No I don't think they have changed Australia. The Sydney riots were an example of hoodlums who got out of control and should have been stopped, and if you let hoodlums get out of control then you are going to get counter responses. I don't think it was caused by racism but lawlessness can breed racism and that is why you don't want lawlessness. You don't want hoodlums in cars smashing windows or bashing people fuelled by alcohol and the important thing is to stop them before it gets out of control. Now that New South Wales police are doing a much better job, they have flooded the area to stop these things starting and escalating.

JOURNALIST:

Are you concerned about the Australian flag being appropriated for these causes?

TREASURER:

Look the Australian flag is a symbol of our nation, and everything good that it stands for, and I don't want to see the Australian flag used in fights or hooliganism. It is a flag that Australians have fought under for their freedom and for law and order. It is not owned by gangs, it is owned by the nation, and you ought to be proud of it and fly it on occasions of pride not on occasions of shame.

JOURNALIST:

Treasurer it appears that a Tax Office ruling may jeopardise payments to asbestos victims by James Hardie. What moves will you take to ensure that they are paid their dues?

TREASURER:

Let me make two points. The first thing is James Hardie can structure its compensation arrangements to take advantage of the tax law and I encourage it to do so. I encourage it to structure its compensation in a way which can take advantage of the tax law. It has got the freedom to do so, it can pay for the advisers that are required. The second thing I will say is this. We announced in last years budget the introduction of what is called black hole expenditures and that is you are able to deduct expenditures which were not otherwise deductible, sometimes called black hole expenditures, over a period of five years. So even if James Hardie can't so structure its affairs to get immediate deductibility it should be able to take advantage of deductibility of black hole expenditures and the company should get its advisers to look very carefully at that.

JOURNALIST:

So you would resist any changes to existing laws?

TREASURER:

Well companies know what the law is and the law applies to all companies equally, the law gives all companies the right to deduct under black hole expenditures, expenses that are not otherwise provided for and James Hardie like other Australian companies should take advantage of that law.

JOURNALIST:

Do you think multicultural policy should be reviewed in light of the riots?

TREASURER:

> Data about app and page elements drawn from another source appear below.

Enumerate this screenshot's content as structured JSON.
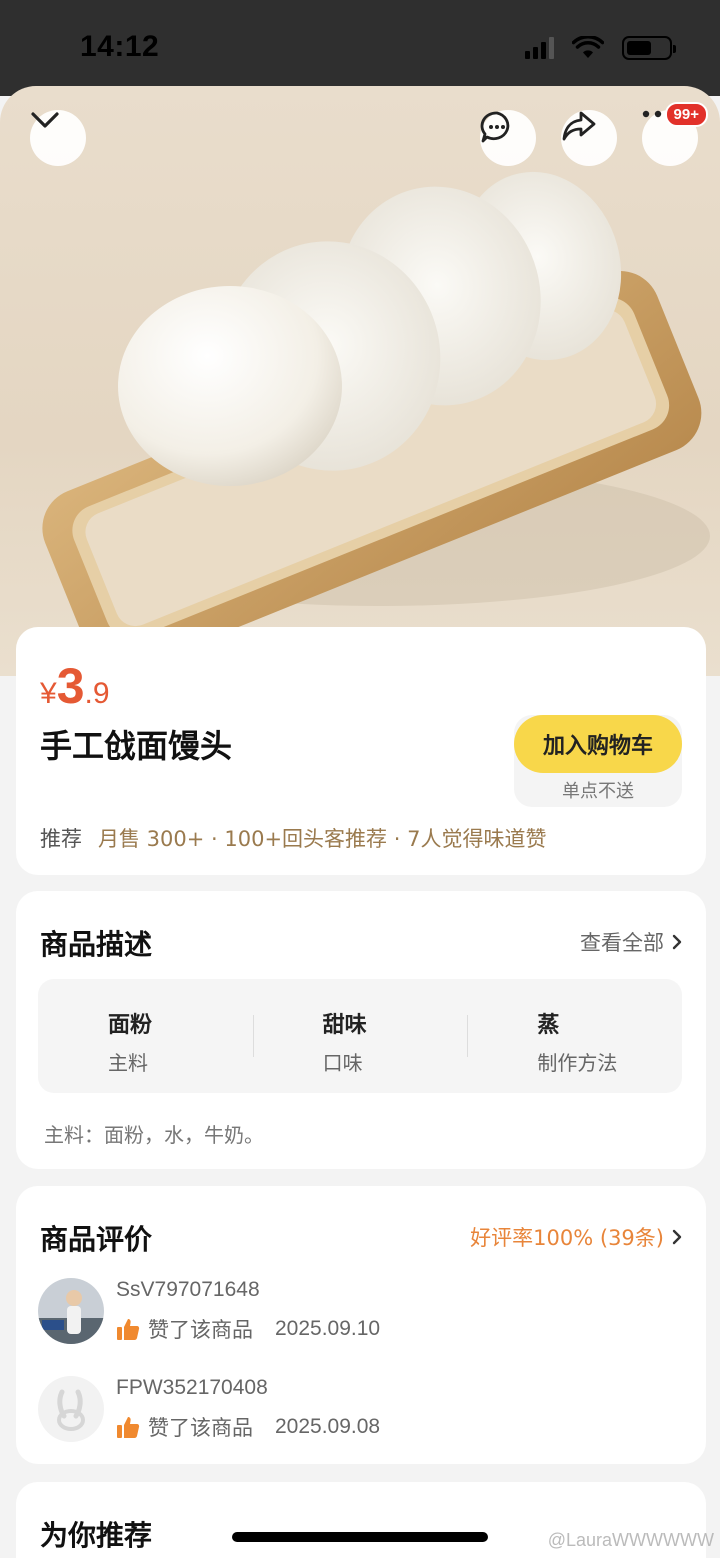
{
  "status_bar": {
    "time": "14:12"
  },
  "hero": {
    "notification_badge": "99+"
  },
  "product": {
    "price_currency": "¥",
    "price_integer": "3",
    "price_decimal": ".9",
    "name": "手工戗面馒头",
    "add_to_cart_label": "加入购物车",
    "add_to_cart_note": "单点不送",
    "tags_label": "推荐",
    "tags_text": "月售 300+ · 100+回头客推荐 · 7人觉得味道赞"
  },
  "description": {
    "title": "商品描述",
    "more_label": "查看全部",
    "attributes": [
      {
        "value": "面粉",
        "key": "主料"
      },
      {
        "value": "甜味",
        "key": "口味"
      },
      {
        "value": "蒸",
        "key": "制作方法"
      }
    ],
    "ingredients": "主料：面粉，水，牛奶。"
  },
  "reviews": {
    "title": "商品评价",
    "rating_label": "好评率100% (39条)",
    "items": [
      {
        "user": "SsV797071648",
        "action": "赞了该商品",
        "date": "2025.09.10"
      },
      {
        "user": "FPW352170408",
        "action": "赞了该商品",
        "date": "2025.09.08"
      }
    ]
  },
  "recommend": {
    "title": "为你推荐"
  },
  "watermark": "@LauraWWWWWW",
  "colors": {
    "price": "#e55934",
    "accent_yellow": "#f8d74a",
    "tag_brown": "#9a7a4e",
    "rating_orange": "#e8853a",
    "badge_red": "#e2312a"
  }
}
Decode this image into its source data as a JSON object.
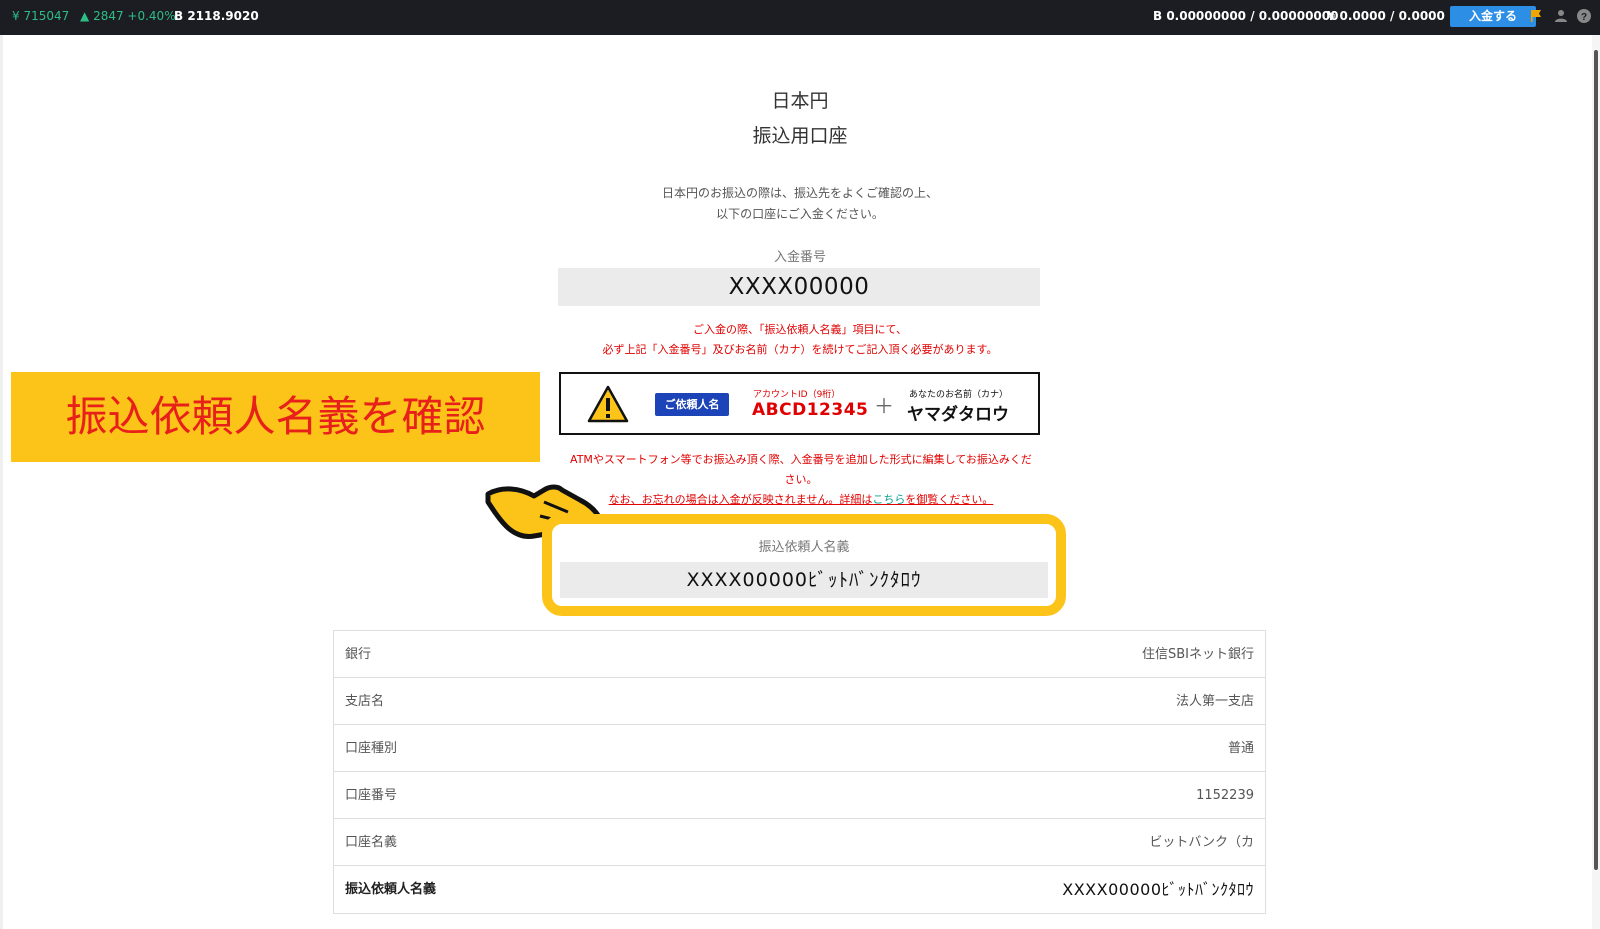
{
  "topbar": {
    "jpy_rate": "¥ 715047",
    "change": "2847 +0.40%",
    "btc_rate": "B 2118.9020",
    "btc_balance": "B 0.00000000 / 0.00000000",
    "jpy_balance": "¥ 0.0000 / 0.0000",
    "deposit_button": "入金する"
  },
  "header": {
    "title1": "日本円",
    "title2": "振込用口座"
  },
  "description": {
    "line1": "日本円のお振込の際は、振込先をよくご確認の上、",
    "line2": "以下の口座にご入金ください。"
  },
  "deposit_number": {
    "label": "入金番号",
    "value": "XXXX00000"
  },
  "notice": {
    "line1": "ご入金の際、「振込依頼人名義」項目にて、",
    "line2": "必ず上記「入金番号」及びお名前（カナ）を続けてご記入頂く必要があります。"
  },
  "example": {
    "tag": "ご依頼人名",
    "account_label": "アカウントID（9桁）",
    "account_value": "ABCD12345",
    "plus": "＋",
    "name_label": "あなたのお名前（カナ）",
    "name_value": "ヤマダタロウ"
  },
  "callout": {
    "text": "振込依頼人名義を確認"
  },
  "notice2": {
    "line1": "ATMやスマートフォン等でお振込み頂く際、入金番号を追加した形式に編集してお振込みくだ",
    "line2": "さい。",
    "link_prefix": "なお、お忘れの場合は入金が反映されません。詳細は",
    "link_text": "こちら",
    "link_suffix": "を御覧ください。"
  },
  "payer": {
    "label": "振込依頼人名義",
    "value": "XXXX00000ﾋﾞｯﾄﾊﾞﾝｸﾀﾛｳ"
  },
  "bank_table": [
    {
      "label": "銀行",
      "value": "住信SBIネット銀行"
    },
    {
      "label": "支店名",
      "value": "法人第一支店"
    },
    {
      "label": "口座種別",
      "value": "普通"
    },
    {
      "label": "口座番号",
      "value": "1152239"
    },
    {
      "label": "口座名義",
      "value": "ビットバンク（カ"
    },
    {
      "label": "振込依頼人名義",
      "value": "XXXX00000ﾋﾞｯﾄﾊﾞﾝｸﾀﾛｳ"
    }
  ],
  "colors": {
    "topbar_bg": "#1b1d22",
    "accent_blue": "#2d8ee6",
    "highlight_yellow": "#fcc419",
    "warning_red": "#e00000",
    "tag_blue": "#1c43b8"
  }
}
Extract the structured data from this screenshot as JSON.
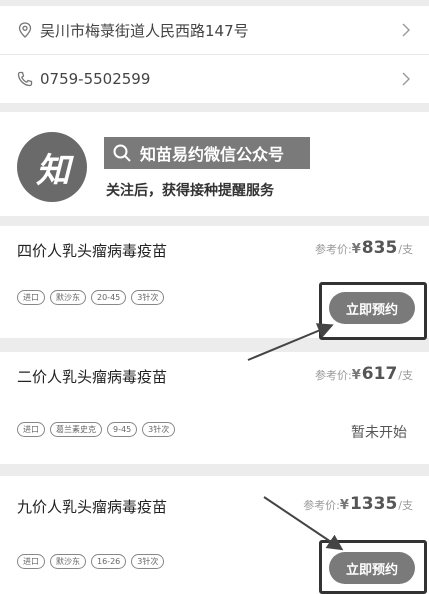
{
  "address": {
    "text": "吴川市梅菉街道人民西路147号",
    "icon": "location-icon"
  },
  "phone": {
    "text": "0759-5502599",
    "icon": "phone-icon"
  },
  "promo": {
    "logo": "知",
    "search_label": "知苗易约微信公众号",
    "subtitle": "关注后，获得接种提醒服务"
  },
  "vaccines": [
    {
      "name": "四价人乳头瘤病毒疫苗",
      "price_label": "参考价:",
      "currency": "¥",
      "price": "835",
      "unit": "/支",
      "tags": [
        "进口",
        "默沙东",
        "20-45",
        "3针次"
      ],
      "action": "立即预约"
    },
    {
      "name": "二价人乳头瘤病毒疫苗",
      "price_label": "参考价:",
      "currency": "¥",
      "price": "617",
      "unit": "/支",
      "tags": [
        "进口",
        "葛兰素史克",
        "9-45",
        "3针次"
      ],
      "action": "暂未开始"
    },
    {
      "name": "九价人乳头瘤病毒疫苗",
      "price_label": "参考价:",
      "currency": "¥",
      "price": "1335",
      "unit": "/支",
      "tags": [
        "进口",
        "默沙东",
        "16-26",
        "3针次"
      ],
      "action": "立即预约"
    }
  ],
  "colors": {
    "background": "#ececec",
    "button": "#7a7a7a",
    "card": "#ffffff"
  }
}
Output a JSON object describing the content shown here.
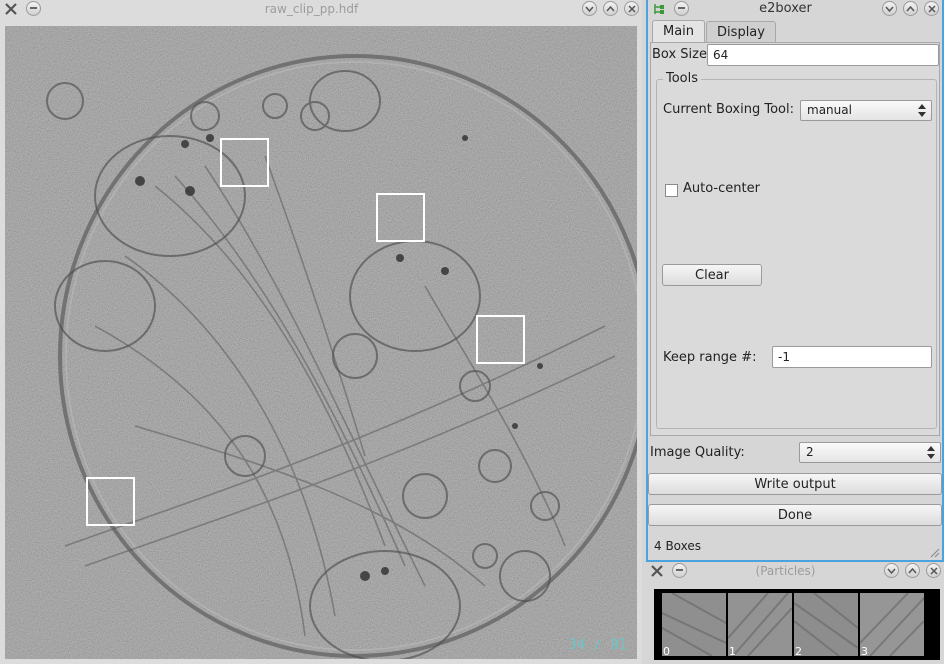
{
  "image_window": {
    "title": "raw_clip_pp.hdf",
    "frame_counter": "34 / 81",
    "boxes_count": 4
  },
  "boxer_window": {
    "title": "e2boxer",
    "tabs": [
      {
        "label": "Main",
        "active": true
      },
      {
        "label": "Display",
        "active": false
      }
    ],
    "box_size_label": "Box Size:",
    "box_size_value": "64",
    "tools_group": "Tools",
    "boxing_tool_label": "Current Boxing Tool:",
    "boxing_tool_value": "manual",
    "auto_center_label": "Auto-center",
    "auto_center_checked": false,
    "clear_button": "Clear",
    "keep_range_label": "Keep range #:",
    "keep_range_value": "-1",
    "image_quality_label": "Image Quality:",
    "image_quality_value": "2",
    "write_output_button": "Write output",
    "done_button": "Done",
    "status": "4 Boxes"
  },
  "particles_window": {
    "title": "(Particles)",
    "thumbnails": [
      "0",
      "1",
      "2",
      "3"
    ]
  },
  "colors": {
    "selection_border": "#4aa3df",
    "box_outline": "#ffffff",
    "counter_text": "#6fc4c6"
  }
}
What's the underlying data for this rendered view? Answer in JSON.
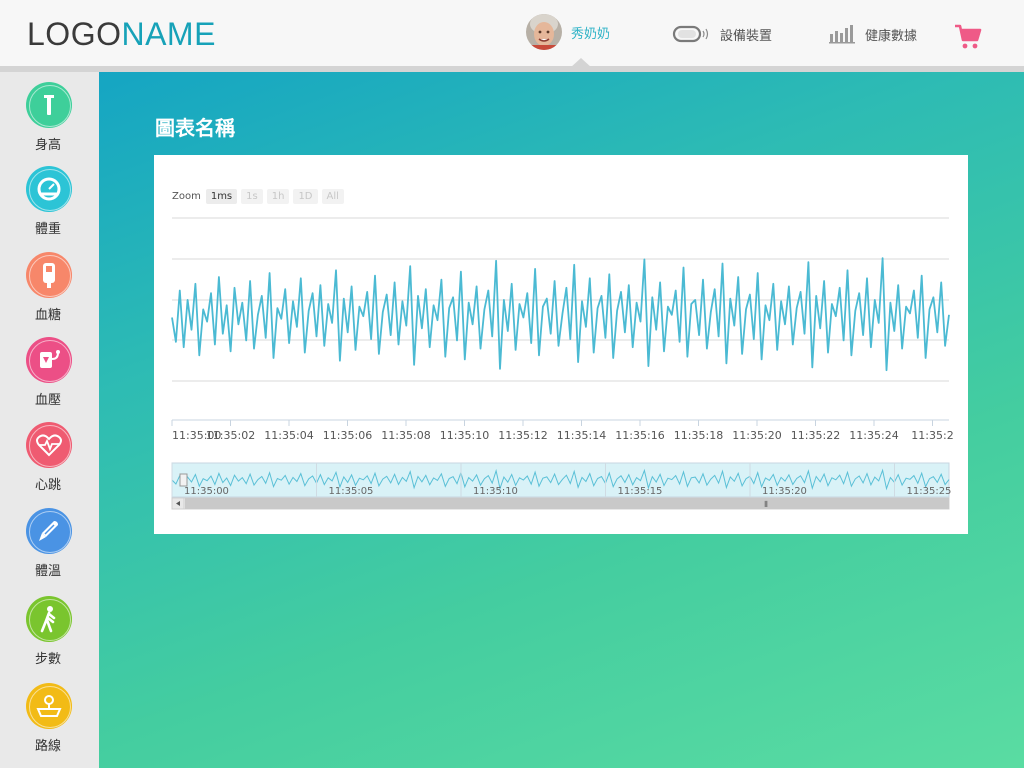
{
  "header": {
    "logo_part1": "LOGO",
    "logo_part2": "NAME",
    "user_name": "秀奶奶",
    "device_label": "設備裝置",
    "health_label": "健康數據",
    "icons": {
      "device": "wristband-icon",
      "health": "bar-chart-icon",
      "cart": "cart-icon"
    }
  },
  "sidebar": {
    "items": [
      {
        "label": "身高",
        "icon": "ruler-icon",
        "color": "#3ecf9a"
      },
      {
        "label": "體重",
        "icon": "scale-icon",
        "color": "#2cc4d6"
      },
      {
        "label": "血糖",
        "icon": "glucose-meter-icon",
        "color": "#f7876a"
      },
      {
        "label": "血壓",
        "icon": "blood-pressure-icon",
        "color": "#ec4f86"
      },
      {
        "label": "心跳",
        "icon": "heartbeat-icon",
        "color": "#ef5b71"
      },
      {
        "label": "體溫",
        "icon": "thermometer-icon",
        "color": "#4a93e4"
      },
      {
        "label": "步數",
        "icon": "walking-icon",
        "color": "#7ac52e"
      },
      {
        "label": "路線",
        "icon": "map-route-icon",
        "color": "#f2bb16"
      }
    ]
  },
  "main": {
    "chart_title": "圖表名稱",
    "zoom_label": "Zoom",
    "zoom_buttons": [
      "1ms",
      "1s",
      "1h",
      "1D",
      "All"
    ],
    "zoom_active": "1ms"
  },
  "colors": {
    "series": "#4bbad3",
    "navigator_fill": "#d9f2f7"
  },
  "chart_data": {
    "type": "line",
    "series": [
      {
        "values": [
          0.5,
          0.32,
          0.7,
          0.28,
          0.63,
          0.41,
          0.75,
          0.22,
          0.56,
          0.47,
          0.68,
          0.3,
          0.8,
          0.38,
          0.59,
          0.25,
          0.72,
          0.45,
          0.61,
          0.33,
          0.77,
          0.27,
          0.52,
          0.66,
          0.35,
          0.83,
          0.2,
          0.57,
          0.49,
          0.71,
          0.31,
          0.62,
          0.43,
          0.79,
          0.24,
          0.55,
          0.68,
          0.36,
          0.74,
          0.29,
          0.6,
          0.46,
          0.85,
          0.18,
          0.64,
          0.39,
          0.73,
          0.26,
          0.58,
          0.51,
          0.69,
          0.34,
          0.81,
          0.23,
          0.54,
          0.67,
          0.37,
          0.76,
          0.3,
          0.62,
          0.44,
          0.88,
          0.15,
          0.66,
          0.42,
          0.71,
          0.28,
          0.59,
          0.48,
          0.78,
          0.21,
          0.57,
          0.65,
          0.33,
          0.84,
          0.19,
          0.61,
          0.45,
          0.73,
          0.27,
          0.56,
          0.7,
          0.36,
          0.92,
          0.12,
          0.63,
          0.4,
          0.75,
          0.26,
          0.6,
          0.5,
          0.68,
          0.31,
          0.86,
          0.22,
          0.58,
          0.64,
          0.38,
          0.77,
          0.29,
          0.53,
          0.72,
          0.34,
          0.89,
          0.17,
          0.62,
          0.43,
          0.79,
          0.24,
          0.57,
          0.66,
          0.35,
          0.82,
          0.2,
          0.55,
          0.69,
          0.39,
          0.74,
          0.28,
          0.61,
          0.47,
          0.93,
          0.14,
          0.65,
          0.41,
          0.76,
          0.25,
          0.58,
          0.52,
          0.7,
          0.32,
          0.87,
          0.21,
          0.6,
          0.63,
          0.37,
          0.78,
          0.27,
          0.54,
          0.71,
          0.36,
          0.9,
          0.16,
          0.64,
          0.44,
          0.8,
          0.23,
          0.56,
          0.67,
          0.34,
          0.83,
          0.19,
          0.59,
          0.48,
          0.75,
          0.26,
          0.62,
          0.45,
          0.73,
          0.3,
          0.57,
          0.69,
          0.38,
          0.91,
          0.13,
          0.66,
          0.42,
          0.77,
          0.24,
          0.6,
          0.51,
          0.72,
          0.33,
          0.85,
          0.22,
          0.55,
          0.68,
          0.37,
          0.79,
          0.28,
          0.63,
          0.46,
          0.94,
          0.11,
          0.61,
          0.4,
          0.74,
          0.27,
          0.58,
          0.53,
          0.7,
          0.35,
          0.81,
          0.2,
          0.56,
          0.65,
          0.39,
          0.76,
          0.29,
          0.52
        ]
      }
    ],
    "x_ticks": [
      "11:35:00",
      "11:35:02",
      "11:35:04",
      "11:35:06",
      "11:35:08",
      "11:35:10",
      "11:35:12",
      "11:35:14",
      "11:35:16",
      "11:35:18",
      "11:35:20",
      "11:35:22",
      "11:35:24",
      "11:35:2"
    ],
    "navigator_ticks": [
      "11:35:00",
      "11:35:05",
      "11:35:10",
      "11:35:15",
      "11:35:20",
      "11:35:25"
    ],
    "grid": true
  }
}
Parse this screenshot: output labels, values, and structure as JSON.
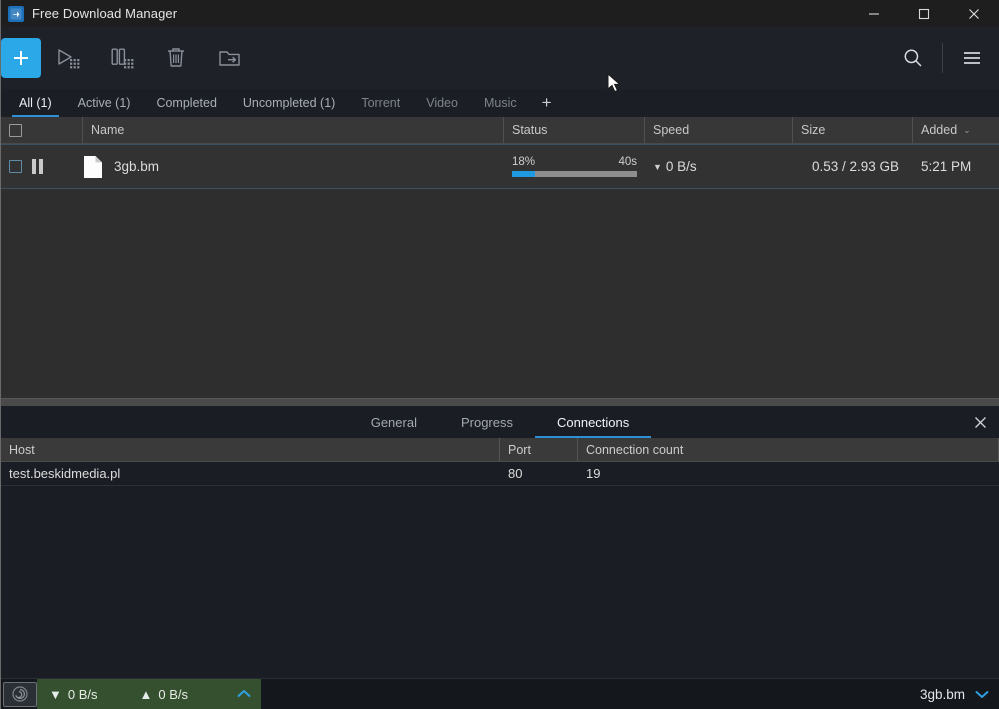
{
  "window": {
    "title": "Free Download Manager",
    "app_icon": "download-arrow-icon",
    "minimize_label": "–",
    "maximize_label": "□",
    "close_label": "✕"
  },
  "toolbar": {
    "add_label": "+",
    "buttons": [
      {
        "name": "resume-all-button",
        "icon": "play-all-icon"
      },
      {
        "name": "pause-all-button",
        "icon": "pause-all-icon"
      },
      {
        "name": "delete-button",
        "icon": "trash-icon"
      },
      {
        "name": "move-to-folder-button",
        "icon": "folder-move-icon"
      }
    ],
    "search_icon": "search-icon",
    "menu_icon": "hamburger-menu-icon"
  },
  "filters": {
    "tabs": [
      {
        "label": "All (1)",
        "active": true
      },
      {
        "label": "Active (1)",
        "active": false
      },
      {
        "label": "Completed",
        "active": false
      },
      {
        "label": "Uncompleted (1)",
        "active": false
      },
      {
        "label": "Torrent",
        "active": false
      },
      {
        "label": "Video",
        "active": false
      },
      {
        "label": "Music",
        "active": false
      }
    ],
    "add_tab_label": "+"
  },
  "downloads": {
    "columns": {
      "name": "Name",
      "status": "Status",
      "speed": "Speed",
      "size": "Size",
      "added": "Added",
      "sort_caret": "⌄"
    },
    "rows": [
      {
        "filename": "3gb.bm",
        "state_icon": "pause-icon",
        "file_icon": "file-icon",
        "progress_percent": "18%",
        "progress_value": 18,
        "eta": "40s",
        "speed": "0 B/s",
        "speed_arrow": "▼",
        "size": "0.53 / 2.93 GB",
        "added": "5:21 PM",
        "selected": true
      }
    ]
  },
  "detail_panel": {
    "tabs": [
      {
        "label": "General",
        "active": false
      },
      {
        "label": "Progress",
        "active": false
      },
      {
        "label": "Connections",
        "active": true
      }
    ],
    "close_label": "✕",
    "connections": {
      "columns": {
        "host": "Host",
        "port": "Port",
        "count": "Connection count"
      },
      "rows": [
        {
          "host": "test.beskidmedia.pl",
          "port": "80",
          "count": "19"
        }
      ]
    }
  },
  "statusbar": {
    "tray_icon": "spiral-status-icon",
    "download_arrow": "▼",
    "download_speed": "0 B/s",
    "upload_arrow": "▲",
    "upload_speed": "0 B/s",
    "expand_caret": "⌃",
    "current_file": "3gb.bm",
    "file_caret": "⌄"
  },
  "colors": {
    "accent": "#2ba8e8",
    "tab_underline": "#2f8fd4",
    "progress_fill": "#1e9ae0",
    "progress_track": "#8e8e8e",
    "speed_panel": "#35502f"
  }
}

See the point is this, so many people have different views about what multiculturalism means. If multiculturalism means eating souvlaki and dancing the Zorba, I am absolutely for it. If multiculturalism means not assimilating into Australia and not having your first love for this country, the country where you live, I am against it. What I am actually in favour of is people retaining elements of their culture, fondness for their country of origin, a passion for the food or the dance but being first and foremost Australian. If you want to live in this country, you are living in Australia, your loyalty is to this country, it is to Australia. And if your loyalty isn't to Australia well there may be another country where you feel happier.

JOURNALIST:

Where on that scale between dancing and not loving the country do you think that the whole multicultural exercise fits? I mean where are we?

TREASURER:

Well I think multiculturalism started off as a policy to make migrants feel part of the country but also to be proud of the countries where they came from and its culture and its dress but to be part of Australia. And if we ever get to a stage where migrants come into this country and don't want to be part of Australia, that they want to live under laws or values that are contrary to Australia then I think it will go wrong. I think that is where it will go wrong. And when I hear people say oh, they want to live under Sharia law in Australia I make the point, Australia will never have Sharia Law. If you want to live under Sharia law, Australia is not the place for you. There are countries around the world that practice Sharia law, better try those rather than come to a country that doesn't and won't and try and get it to adopt it. It won't happen. Thank you.